Personally, I want to be an MP because women can get things done and I think that I am a             good decisionmaker.

Georgilla Worwor: My political ambition grew out of what I saw in my community. Every time I go back to the island there’s a lack of basic facilities and services. To get to hospital we would have to trek a long way, up a steep hill through an overgrown path. And I thought to myself that what are we doing, what have we been doing?

Anthea Arukole: I think it’s exciting that we have women talking about politics, decision making, and leadership, and to meet someone who has political aspirations. I’d like to tell everyone that you are a leader of yourself first, and if you can lead yourself you can lead other people, other communities.

Georgilla Worwor: I have one thing to say: Anthea, will you open the doors for us to walk in?

Anthea Arukole: Yes, and I think I already have, for a lot of people. Just don’t hesitate to walk through when I open them!

Vanuatu and the UN

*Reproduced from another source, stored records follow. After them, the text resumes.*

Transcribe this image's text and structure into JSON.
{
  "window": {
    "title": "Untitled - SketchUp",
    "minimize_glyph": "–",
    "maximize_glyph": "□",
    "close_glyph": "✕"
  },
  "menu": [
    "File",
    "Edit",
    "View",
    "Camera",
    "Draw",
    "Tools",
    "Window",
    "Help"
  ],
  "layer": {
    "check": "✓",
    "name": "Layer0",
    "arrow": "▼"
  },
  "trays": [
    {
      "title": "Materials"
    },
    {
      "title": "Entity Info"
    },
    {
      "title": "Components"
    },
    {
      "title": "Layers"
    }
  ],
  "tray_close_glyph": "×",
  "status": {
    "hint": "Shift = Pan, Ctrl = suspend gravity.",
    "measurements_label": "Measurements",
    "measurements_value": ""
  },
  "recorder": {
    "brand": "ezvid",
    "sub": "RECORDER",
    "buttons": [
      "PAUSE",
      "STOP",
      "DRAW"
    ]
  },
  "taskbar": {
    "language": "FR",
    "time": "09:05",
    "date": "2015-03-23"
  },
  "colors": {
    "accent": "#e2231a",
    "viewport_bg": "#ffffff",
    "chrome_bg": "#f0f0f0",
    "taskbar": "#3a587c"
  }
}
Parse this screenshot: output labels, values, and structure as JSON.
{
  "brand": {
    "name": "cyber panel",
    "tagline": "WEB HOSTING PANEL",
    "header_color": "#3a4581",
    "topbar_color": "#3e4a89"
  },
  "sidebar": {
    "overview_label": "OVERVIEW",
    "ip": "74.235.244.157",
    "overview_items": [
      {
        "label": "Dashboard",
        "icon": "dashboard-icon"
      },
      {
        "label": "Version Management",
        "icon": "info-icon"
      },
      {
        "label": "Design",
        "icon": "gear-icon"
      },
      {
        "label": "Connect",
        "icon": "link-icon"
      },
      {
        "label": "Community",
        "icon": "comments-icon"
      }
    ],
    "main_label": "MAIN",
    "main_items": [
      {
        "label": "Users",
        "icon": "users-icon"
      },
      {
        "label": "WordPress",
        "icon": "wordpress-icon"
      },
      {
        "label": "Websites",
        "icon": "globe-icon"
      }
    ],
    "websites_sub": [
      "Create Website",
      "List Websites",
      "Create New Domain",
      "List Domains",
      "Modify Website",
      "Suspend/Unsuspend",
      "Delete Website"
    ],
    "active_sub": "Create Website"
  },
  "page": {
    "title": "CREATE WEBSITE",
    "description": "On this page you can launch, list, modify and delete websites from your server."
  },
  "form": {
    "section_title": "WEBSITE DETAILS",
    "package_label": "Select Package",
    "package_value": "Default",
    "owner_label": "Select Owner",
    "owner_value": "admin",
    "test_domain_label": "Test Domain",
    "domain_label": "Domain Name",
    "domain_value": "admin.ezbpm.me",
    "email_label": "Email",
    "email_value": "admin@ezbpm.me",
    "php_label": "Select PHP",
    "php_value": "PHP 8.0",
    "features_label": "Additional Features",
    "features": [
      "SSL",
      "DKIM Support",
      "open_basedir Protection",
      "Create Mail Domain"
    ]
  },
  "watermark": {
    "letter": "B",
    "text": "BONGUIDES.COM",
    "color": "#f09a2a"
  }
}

  • Vanuatu is a culturally and linguistically diverse nation of 83 volcanic and coral islands in the South Pacific, with one of the highest population growth rates in the region, and growing demand for public services. 
  • The country was graduated out of the Least Developmed Countries (LDC) category on 4 December 2020. the sixth country to graduate since the UN General Assembly established the category of LDCs in 1971. 46 countries remain in the group.
  • Vanuatu has a mixed record on promoting gender equality.There are very low levels of women’s representation at all levels of government, with no women national Members of Parliament. Almost two thirds of women report experience of some form of gender-based violence.
  • The UN has been present in Vanuatu since 1984, with 18 agencies implementing programs. The United Nations Pacific Strategy supports governments and peoples in the Pacific, including Vanuatu, to advance a localised response to the global 2030 Agenda for Sustainable Development.